BEGIN DATA TO USE

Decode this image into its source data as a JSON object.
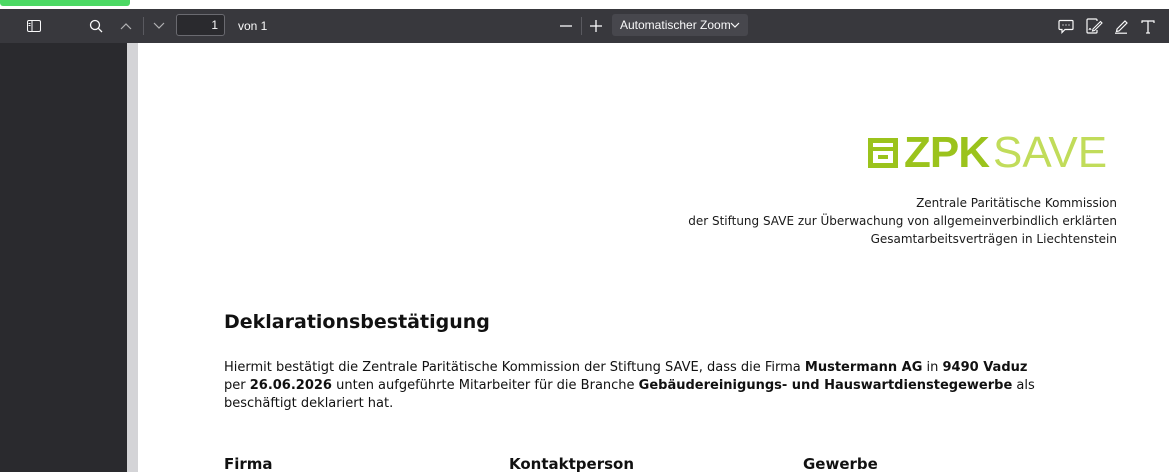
{
  "toolbar": {
    "page_current": "1",
    "page_of": "von 1",
    "zoom_label": "Automatischer Zoom",
    "icons": [
      "sidebar-toggle-icon",
      "search-icon",
      "chevron-up-icon",
      "chevron-down-icon",
      "zoom-out-icon",
      "zoom-in-icon",
      "comment-icon",
      "signature-icon",
      "highlight-icon",
      "text-icon"
    ],
    "bg_color": "#38383d",
    "accent_color": "#4cd964"
  },
  "document": {
    "logo_bold": "ZPK",
    "logo_light": "SAVE",
    "org_line1": "Zentrale Paritätische Kommission",
    "org_line2": "der Stiftung SAVE zur Überwachung von allgemeinverbindlich erklärten",
    "org_line3": "Gesamtarbeitsverträgen in Liechtenstein",
    "title": "Deklarationsbestätigung",
    "body_part1": "Hiermit bestätigt die Zentrale Paritätische Kommission der Stiftung SAVE, dass die Firma ",
    "body_company": "Mustermann AG",
    "body_part2": "  in ",
    "body_location": "9490 Vaduz",
    "body_part3": "per ",
    "body_date": "26.06.2026",
    "body_part4": " unten aufgeführte Mitarbeiter für die Branche ",
    "body_branch": "Gebäudereinigungs- und Hauswartdienstegewerbe",
    "body_part5": " als",
    "body_part6": "beschäftigt deklariert hat.",
    "col_firma": "Firma",
    "col_kontakt": "Kontaktperson",
    "col_gewerbe": "Gewerbe",
    "logo_color": "#9bc31c"
  }
}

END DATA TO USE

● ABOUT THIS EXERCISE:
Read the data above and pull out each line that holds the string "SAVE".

● RESPONSE TO THE EXERCISE:
    "logo_light": "SAVE",
    "org_line2": "der Stiftung SAVE zur Überwachung von allgemeinverbindlich erklärten",
    "body_part1": "Hiermit bestätigt die Zentrale Paritätische Kommission der Stiftung SAVE, dass die Firma ",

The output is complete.